I recommend checking out Rob’s FREE 75-minute workshop. You’ll learn how to find hidden treasures at flea markets, thrift stores, yard sales, and your home, and how to turn them into maximum profit. His workshop is completely free to join. You can sign up here.
Another easy way to make extra money is to participate in market research. Companies are willing to pay you to get your opinion. I started doing online surveys when I was in college to help me make extra money. It’s been a good way to help my bank account grow each month.
PRO TIP: Earn the most money when you sign up for several survey websites. Then you’ll get to choose the surveys which pay the most money. Save time and earn more cash!
Start out with Survey Junkie. This is one of the best paid survey websites available in the United States and Canada. They currently have a TrustScore rating of 8.7/10 on Trust Pilot, which makes them one of the highest rated survey sites.
How to get started with Survey Junkie:
- Take Surveys: Sign up here to create your free account. This process takes only a few minutes to complete. Then you’ll be matched with surveys.
- Earn Rewards: Complete surveys and you’ll earn virtual points.
- Get Paid: You can redeem virtual points for PayPal cash payments or e-gift cards.
Side hustles can be a great way to boost your income so you can save more money and stay afloat. Here’s a few of my favorite side jobs you may want to consider:
- Pinterest virtual assistant
- Freelance writer
- Virtual assistant
- Stella & Dot stylist
- Affiliate marketing
- Selling on Amazon
- Flea market flipping
If you still need some ideas on how to make extra money, I recommend checking out these posts:
- 34 legitimate ways to make extra money
- 20 free ways to make extra money
- 10 side jobs for stay-at-home moms
- 10 side hustle ideas for dads
- 12 real ways to make an extra $500 this month from home
8. Remember to keep saving
When we make cuts to our spending, it’s tempting to stop contributing to your savings or retirement. However, this decision can potentially hurt your finances in the long run.
Of course, since your income is lower right now, the amount you put towards your savings may be less than it was before. However, you’ll want to use this as an opportunity to think about your savings goals. You should keep your savings goals that same and continue to work towards them, even if it’s at a slower pace for the time being.
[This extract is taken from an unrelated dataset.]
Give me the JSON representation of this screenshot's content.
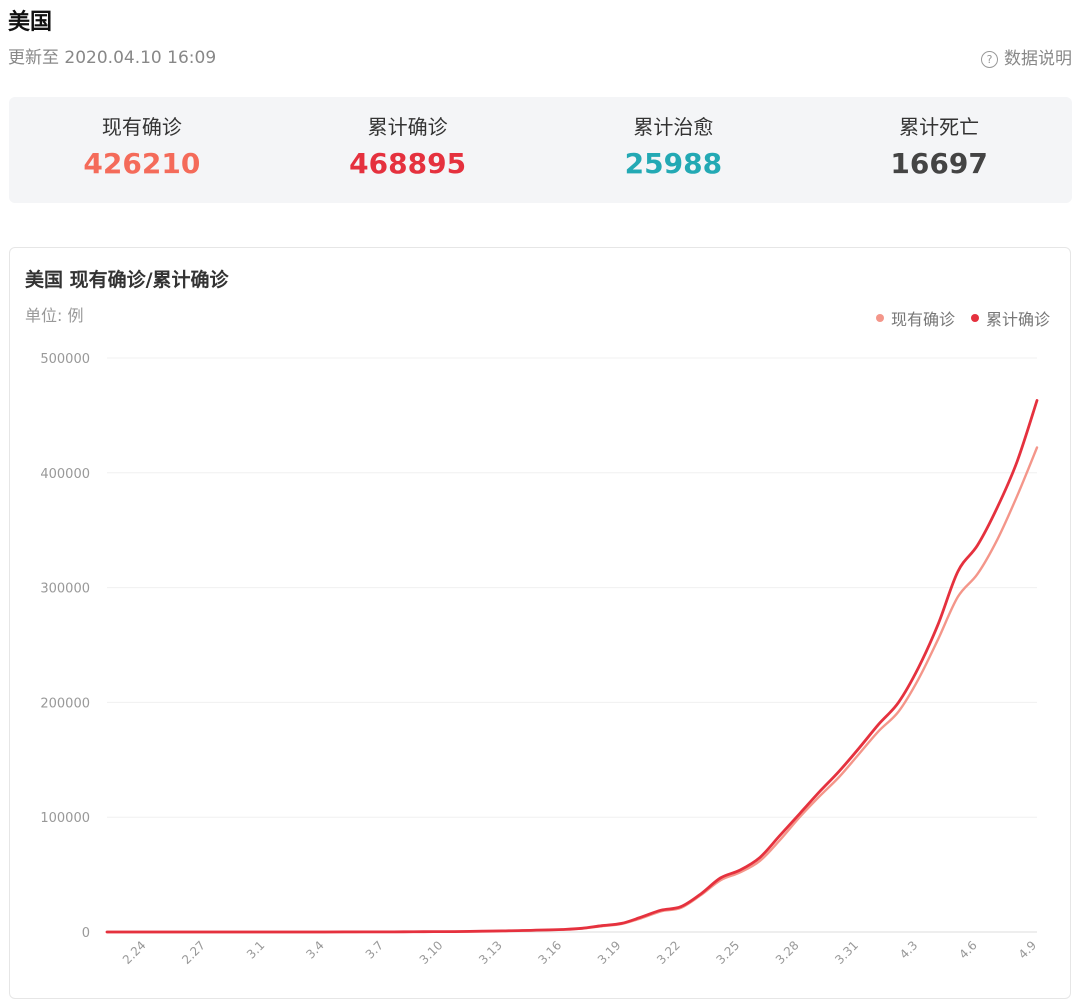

The key to saving money is to start small. Start where you are right now. To make it fun and help keep you motivated, I recommend doing a money challenge.
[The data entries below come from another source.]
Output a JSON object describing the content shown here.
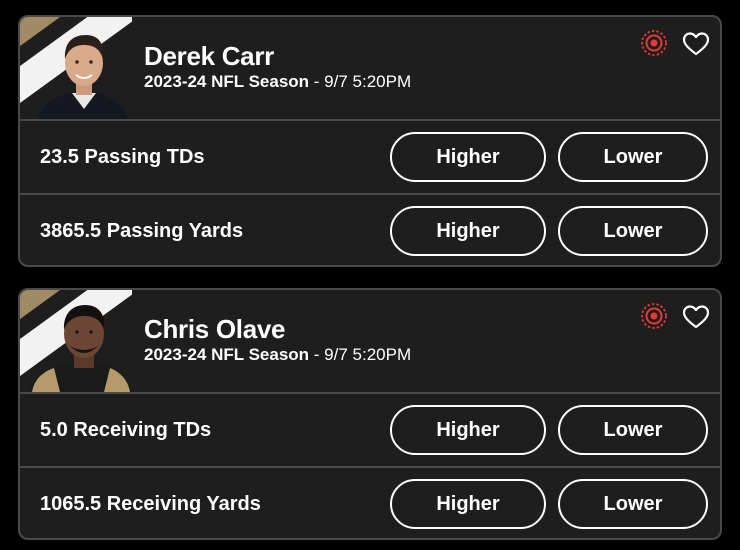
{
  "colors": {
    "background": "#000000",
    "card": "#1e1e1e",
    "border": "#4a4a4a",
    "team_gold": "#a08b64",
    "accent_red": "#e53935",
    "text": "#ffffff"
  },
  "cards": [
    {
      "player_name": "Derek Carr",
      "season": "2023-24 NFL Season",
      "separator": " - ",
      "game_time": "9/7 5:20PM",
      "icons": {
        "target": "target-icon",
        "favorite": "heart-outline-icon"
      },
      "props": [
        {
          "label": "23.5 Passing TDs",
          "higher": "Higher",
          "lower": "Lower"
        },
        {
          "label": "3865.5 Passing Yards",
          "higher": "Higher",
          "lower": "Lower"
        }
      ]
    },
    {
      "player_name": "Chris Olave",
      "season": "2023-24 NFL Season",
      "separator": " - ",
      "game_time": "9/7 5:20PM",
      "icons": {
        "target": "target-icon",
        "favorite": "heart-outline-icon"
      },
      "props": [
        {
          "label": "5.0 Receiving TDs",
          "higher": "Higher",
          "lower": "Lower"
        },
        {
          "label": "1065.5 Receiving Yards",
          "higher": "Higher",
          "lower": "Lower"
        }
      ]
    }
  ]
}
Whether you want to get out of debt, build an emergency fund, or save for your dream vacation, a money challenge can help kick-start your savings so you can achieve your financial goals faster!
Here are a few money challenges you may want to check out:
- Save $465 in 30 days
- Save $500 in 31 days
- Save $1,000 in 12 weeks
- No new clothing challenge.
Stop buying any new clothing for a certain period of time.
- Shopping ban challenge.
Stop spending money for a certain period of time.
- No eating out challenge.
Stop dining out for a certain period of time.
- No weekend spending challenge.
Don’t spend money on the weekend.
- Pantry challenge.
Cook meals using items you already have instead of going to the grocery store.
- Free entertainment challenge.
Find free activities to do instead of spending money.